==== Source records

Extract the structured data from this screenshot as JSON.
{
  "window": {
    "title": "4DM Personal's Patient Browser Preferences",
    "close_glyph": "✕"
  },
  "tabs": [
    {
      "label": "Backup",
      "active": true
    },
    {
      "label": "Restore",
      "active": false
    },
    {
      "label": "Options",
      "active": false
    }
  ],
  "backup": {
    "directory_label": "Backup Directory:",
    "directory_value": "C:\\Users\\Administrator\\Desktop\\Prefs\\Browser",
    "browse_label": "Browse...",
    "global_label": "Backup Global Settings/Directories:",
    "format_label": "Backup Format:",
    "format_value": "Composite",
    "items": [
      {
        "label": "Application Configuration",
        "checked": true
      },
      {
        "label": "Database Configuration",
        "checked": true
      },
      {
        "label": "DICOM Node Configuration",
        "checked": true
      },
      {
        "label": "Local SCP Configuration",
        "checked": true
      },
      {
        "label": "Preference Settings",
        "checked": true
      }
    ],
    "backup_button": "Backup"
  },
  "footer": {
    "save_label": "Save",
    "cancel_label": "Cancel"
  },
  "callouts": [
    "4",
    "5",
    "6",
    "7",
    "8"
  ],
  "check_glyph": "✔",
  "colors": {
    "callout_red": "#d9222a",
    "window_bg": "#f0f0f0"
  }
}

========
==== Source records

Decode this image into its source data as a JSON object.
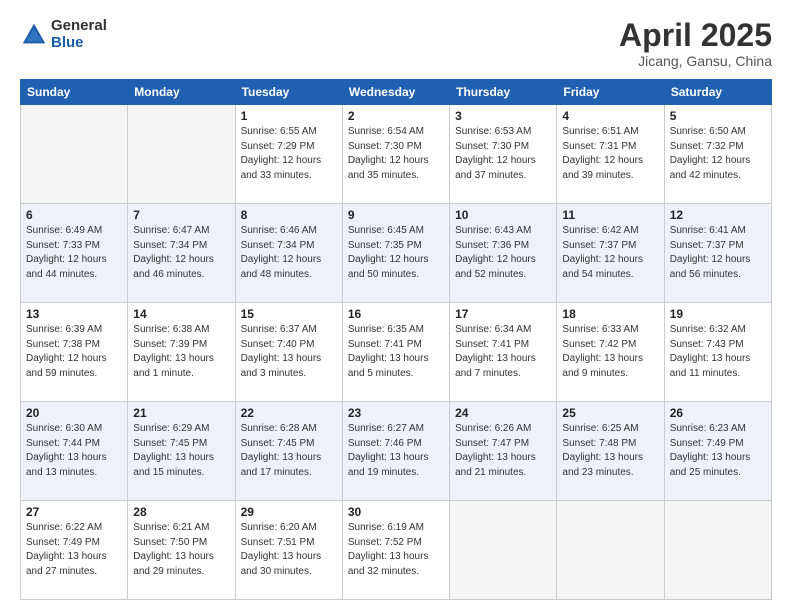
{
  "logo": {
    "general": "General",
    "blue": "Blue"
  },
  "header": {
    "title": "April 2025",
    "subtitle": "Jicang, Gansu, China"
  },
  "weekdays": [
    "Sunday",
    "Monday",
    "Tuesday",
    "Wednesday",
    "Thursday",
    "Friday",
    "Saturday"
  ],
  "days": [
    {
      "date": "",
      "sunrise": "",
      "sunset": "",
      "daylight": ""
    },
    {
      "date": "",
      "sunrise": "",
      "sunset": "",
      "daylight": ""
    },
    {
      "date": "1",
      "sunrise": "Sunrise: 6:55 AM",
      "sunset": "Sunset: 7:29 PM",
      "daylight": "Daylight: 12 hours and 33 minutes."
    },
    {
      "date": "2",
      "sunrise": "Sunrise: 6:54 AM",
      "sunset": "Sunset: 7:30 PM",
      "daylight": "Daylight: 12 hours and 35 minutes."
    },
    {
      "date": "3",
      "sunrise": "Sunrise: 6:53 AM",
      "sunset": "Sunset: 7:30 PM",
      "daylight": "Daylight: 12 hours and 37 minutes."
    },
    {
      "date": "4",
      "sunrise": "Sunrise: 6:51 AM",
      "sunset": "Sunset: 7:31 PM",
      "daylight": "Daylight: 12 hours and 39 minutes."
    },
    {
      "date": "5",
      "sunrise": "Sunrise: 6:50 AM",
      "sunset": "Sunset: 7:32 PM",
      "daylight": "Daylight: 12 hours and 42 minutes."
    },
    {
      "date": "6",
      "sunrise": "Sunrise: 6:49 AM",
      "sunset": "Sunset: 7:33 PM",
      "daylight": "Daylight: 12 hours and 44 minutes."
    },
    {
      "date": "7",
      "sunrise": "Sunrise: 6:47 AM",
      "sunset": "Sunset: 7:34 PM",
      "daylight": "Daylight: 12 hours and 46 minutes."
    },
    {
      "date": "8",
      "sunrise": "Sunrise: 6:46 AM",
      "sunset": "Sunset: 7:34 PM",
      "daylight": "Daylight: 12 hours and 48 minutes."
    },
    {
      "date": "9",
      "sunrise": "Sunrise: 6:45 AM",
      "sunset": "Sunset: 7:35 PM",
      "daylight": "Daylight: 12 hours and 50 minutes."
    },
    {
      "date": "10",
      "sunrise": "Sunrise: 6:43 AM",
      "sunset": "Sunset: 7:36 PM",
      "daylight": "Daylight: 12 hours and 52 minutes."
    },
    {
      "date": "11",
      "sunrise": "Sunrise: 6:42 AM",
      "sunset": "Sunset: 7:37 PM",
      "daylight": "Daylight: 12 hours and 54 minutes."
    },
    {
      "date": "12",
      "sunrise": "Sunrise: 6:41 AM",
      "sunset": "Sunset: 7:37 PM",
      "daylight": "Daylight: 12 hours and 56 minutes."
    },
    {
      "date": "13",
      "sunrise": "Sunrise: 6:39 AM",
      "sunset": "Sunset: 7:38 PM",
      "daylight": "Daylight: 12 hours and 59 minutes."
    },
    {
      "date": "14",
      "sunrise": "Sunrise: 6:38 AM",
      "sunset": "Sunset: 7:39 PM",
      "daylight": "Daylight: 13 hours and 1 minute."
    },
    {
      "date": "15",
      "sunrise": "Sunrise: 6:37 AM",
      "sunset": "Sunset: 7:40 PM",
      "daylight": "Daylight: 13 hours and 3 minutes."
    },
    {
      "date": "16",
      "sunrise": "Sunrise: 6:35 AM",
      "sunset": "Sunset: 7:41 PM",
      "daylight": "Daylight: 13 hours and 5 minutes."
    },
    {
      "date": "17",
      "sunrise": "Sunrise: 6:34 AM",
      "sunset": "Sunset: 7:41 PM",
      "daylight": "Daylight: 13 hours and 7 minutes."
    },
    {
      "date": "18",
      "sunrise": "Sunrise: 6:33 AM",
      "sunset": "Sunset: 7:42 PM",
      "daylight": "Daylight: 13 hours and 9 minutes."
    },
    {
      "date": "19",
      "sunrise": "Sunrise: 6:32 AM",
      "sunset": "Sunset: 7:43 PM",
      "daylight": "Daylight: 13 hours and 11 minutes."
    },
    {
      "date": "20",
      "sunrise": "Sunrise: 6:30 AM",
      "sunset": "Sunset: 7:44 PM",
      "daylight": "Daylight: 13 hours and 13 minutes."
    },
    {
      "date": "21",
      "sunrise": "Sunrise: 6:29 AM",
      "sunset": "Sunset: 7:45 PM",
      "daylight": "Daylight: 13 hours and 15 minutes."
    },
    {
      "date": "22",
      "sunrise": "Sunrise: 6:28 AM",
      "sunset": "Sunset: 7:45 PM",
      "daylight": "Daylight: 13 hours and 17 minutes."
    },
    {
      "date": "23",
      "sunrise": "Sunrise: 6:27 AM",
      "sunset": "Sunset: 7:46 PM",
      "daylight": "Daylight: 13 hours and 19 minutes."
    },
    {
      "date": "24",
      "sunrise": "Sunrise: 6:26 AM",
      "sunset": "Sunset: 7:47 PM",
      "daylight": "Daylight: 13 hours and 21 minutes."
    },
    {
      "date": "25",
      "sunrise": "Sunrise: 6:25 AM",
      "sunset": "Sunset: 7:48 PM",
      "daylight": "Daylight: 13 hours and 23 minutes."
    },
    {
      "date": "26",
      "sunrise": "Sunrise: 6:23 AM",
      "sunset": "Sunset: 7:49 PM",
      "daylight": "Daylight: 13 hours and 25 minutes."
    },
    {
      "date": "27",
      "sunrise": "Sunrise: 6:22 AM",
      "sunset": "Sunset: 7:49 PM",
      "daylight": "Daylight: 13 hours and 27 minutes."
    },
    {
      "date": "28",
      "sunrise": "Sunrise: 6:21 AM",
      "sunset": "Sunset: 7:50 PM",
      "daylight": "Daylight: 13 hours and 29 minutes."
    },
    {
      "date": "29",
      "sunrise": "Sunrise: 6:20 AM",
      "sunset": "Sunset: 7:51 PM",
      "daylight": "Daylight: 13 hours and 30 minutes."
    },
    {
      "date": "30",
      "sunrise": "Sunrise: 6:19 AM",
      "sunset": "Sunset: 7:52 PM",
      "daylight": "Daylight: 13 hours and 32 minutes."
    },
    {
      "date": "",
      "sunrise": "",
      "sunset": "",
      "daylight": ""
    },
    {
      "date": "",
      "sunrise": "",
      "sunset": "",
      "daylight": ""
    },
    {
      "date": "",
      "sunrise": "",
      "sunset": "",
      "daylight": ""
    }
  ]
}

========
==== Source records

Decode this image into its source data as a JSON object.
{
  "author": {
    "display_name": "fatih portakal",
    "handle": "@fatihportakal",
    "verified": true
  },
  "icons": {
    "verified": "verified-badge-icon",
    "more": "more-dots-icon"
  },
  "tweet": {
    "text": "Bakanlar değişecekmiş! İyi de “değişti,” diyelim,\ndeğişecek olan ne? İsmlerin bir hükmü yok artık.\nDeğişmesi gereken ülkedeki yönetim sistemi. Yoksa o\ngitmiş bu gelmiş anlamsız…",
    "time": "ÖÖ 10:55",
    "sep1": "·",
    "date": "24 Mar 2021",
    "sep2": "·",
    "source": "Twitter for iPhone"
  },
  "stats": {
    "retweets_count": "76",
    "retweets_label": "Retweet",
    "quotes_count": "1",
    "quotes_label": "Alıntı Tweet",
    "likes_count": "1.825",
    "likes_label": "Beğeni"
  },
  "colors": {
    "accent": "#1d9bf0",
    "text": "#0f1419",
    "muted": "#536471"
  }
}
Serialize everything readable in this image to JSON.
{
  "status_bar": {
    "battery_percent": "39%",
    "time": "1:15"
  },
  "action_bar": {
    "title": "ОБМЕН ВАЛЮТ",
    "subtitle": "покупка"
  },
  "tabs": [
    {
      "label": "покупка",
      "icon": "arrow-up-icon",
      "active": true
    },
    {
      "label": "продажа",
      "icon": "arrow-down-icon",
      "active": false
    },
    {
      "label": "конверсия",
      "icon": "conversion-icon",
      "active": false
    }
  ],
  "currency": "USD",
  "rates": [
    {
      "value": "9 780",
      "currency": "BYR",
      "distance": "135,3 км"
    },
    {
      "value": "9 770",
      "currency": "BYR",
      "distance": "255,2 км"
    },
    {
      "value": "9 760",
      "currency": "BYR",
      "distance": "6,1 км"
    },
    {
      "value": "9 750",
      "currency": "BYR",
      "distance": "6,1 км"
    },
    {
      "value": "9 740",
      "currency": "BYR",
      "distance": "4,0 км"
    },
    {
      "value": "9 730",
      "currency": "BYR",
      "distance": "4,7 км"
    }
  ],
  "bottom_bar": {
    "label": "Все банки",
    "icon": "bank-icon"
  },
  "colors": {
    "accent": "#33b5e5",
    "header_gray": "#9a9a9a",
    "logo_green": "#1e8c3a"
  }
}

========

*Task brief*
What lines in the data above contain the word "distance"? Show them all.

*Answer to this exercise*
      "distance": "135,3 км"
      "distance": "255,2 км"
      "distance": "6,1 км"
      "distance": "6,1 км"
      "distance": "4,0 км"
      "distance": "4,7 км"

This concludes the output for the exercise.